Generally speaking, when the news comes out over the wires, it is quite common for there to be a spike in volatility in some form or fashion. The price of specific currencies will surge in one direction or the other based on the news and other factors. This is why you can look at news events and your strategy for handling them in one of two ways:
- With a directional bias
- Without a directional bias
Those who have a directional bias will expect the market to move in a certain direction when a piece of news is released. They anticipate what that news will be, and they are going to trade based on their pre-assumed notions of what they pictured the news was likely to be.
Consensus Estimate Versus the Real Data
One of the key figures that one will need to look at is the consensus number of a certain piece of data versus what that number actually turns out to be. While analysts might forecast a different number individually, there will be a common number that a majority of them agree on.
This number is called a consensus.
The consensus number and the actual number are rarely perfectly aligned, and that means that opportunities can be had in the market. When the real data is significantly off from the consensus data, the market may correct in one direction or the other very rapidly. Money can be made in that volatility, but newer traders may want to stay out of the way as the market can move very violently during these times.

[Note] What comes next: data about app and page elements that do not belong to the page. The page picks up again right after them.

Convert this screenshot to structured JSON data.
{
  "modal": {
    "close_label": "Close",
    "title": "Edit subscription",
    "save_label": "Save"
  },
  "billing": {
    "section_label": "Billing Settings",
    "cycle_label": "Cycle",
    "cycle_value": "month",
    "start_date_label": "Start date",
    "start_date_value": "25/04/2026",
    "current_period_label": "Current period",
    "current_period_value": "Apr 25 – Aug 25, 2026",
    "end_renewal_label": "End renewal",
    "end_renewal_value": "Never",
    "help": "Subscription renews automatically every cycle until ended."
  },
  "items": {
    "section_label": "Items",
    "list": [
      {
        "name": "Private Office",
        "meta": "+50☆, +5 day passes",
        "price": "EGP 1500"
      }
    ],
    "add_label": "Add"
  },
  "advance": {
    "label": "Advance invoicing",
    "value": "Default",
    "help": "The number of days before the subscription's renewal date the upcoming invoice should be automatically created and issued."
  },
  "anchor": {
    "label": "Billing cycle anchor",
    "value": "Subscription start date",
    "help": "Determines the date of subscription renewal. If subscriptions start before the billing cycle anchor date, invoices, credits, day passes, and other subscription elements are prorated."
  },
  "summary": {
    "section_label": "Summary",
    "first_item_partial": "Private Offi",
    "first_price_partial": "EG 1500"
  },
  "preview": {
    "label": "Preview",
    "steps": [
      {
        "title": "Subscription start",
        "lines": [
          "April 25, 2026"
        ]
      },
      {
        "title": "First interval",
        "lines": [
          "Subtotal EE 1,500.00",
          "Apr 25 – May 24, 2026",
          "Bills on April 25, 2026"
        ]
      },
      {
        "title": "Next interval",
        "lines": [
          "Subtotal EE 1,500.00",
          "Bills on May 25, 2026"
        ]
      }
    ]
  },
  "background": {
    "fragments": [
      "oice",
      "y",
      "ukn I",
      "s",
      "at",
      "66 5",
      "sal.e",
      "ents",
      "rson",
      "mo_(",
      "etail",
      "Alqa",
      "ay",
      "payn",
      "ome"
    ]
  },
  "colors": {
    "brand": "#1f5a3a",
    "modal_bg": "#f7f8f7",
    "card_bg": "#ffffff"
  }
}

Buy the Rumor, Sell the News
Another common trend in the market is to purchase certain assets based on rumored numbers related to the data, and then sell those assets when the real numbers come in. This is known as buying the rumor and selling the news, and it is an important thing to consider when trading. Not every trend is worth following, and there is a chance that you may do better to sell off your assets right after or just before a major data release.
The rumored numbers that are batted around may not have any reflection in the reality of the data that is ultimately released. If you find yourself getting too caught up in the rumored numbers instead of looking at the true data, then you may discover that you are focused on the wrong figures, and this may lead you to make poor trading decisions that are inaccurate based on the data that actually appears in the market.
Another popular way to trade the market is to look at it from a non-directional bias point of view. You know that big news is going to happen in the market, so why not focus on simply trading that news in any way that you can? In other words, accept the fact that big news will take place, and don’t have a particular directional bias as far as which way it is likely to move the market. Simply accept that it will move the market, and set up your trades so that you can profit from it either way that it goes.
If you align your trading strategy in this way, then you can set yourself up to profit no matter which way the market happens to get carried by the news. That can be a very big deal when you are trying to profit and not have to worry about predicting the market too accurately ahead of major news.
Disclaimer: All information provided here is intended solely for study purposes related to trading financial markets and does not serve in any way as a specific investment recommendation, business recommendation, investment opportunity, analysis, or similar general recommendation regarding the trading of investment instruments. The content, in its entirety or parts, is the sole opinion of SurgeTrader and is intended for educational purposes only. The historical results and/or track record does not imply that the same progress is replicable and does not guarantee profits or future profitable trading records or any promises whatsoever. Trading in financial markets is a high-risk activity and it is advised not to risk more than one can afford to lose.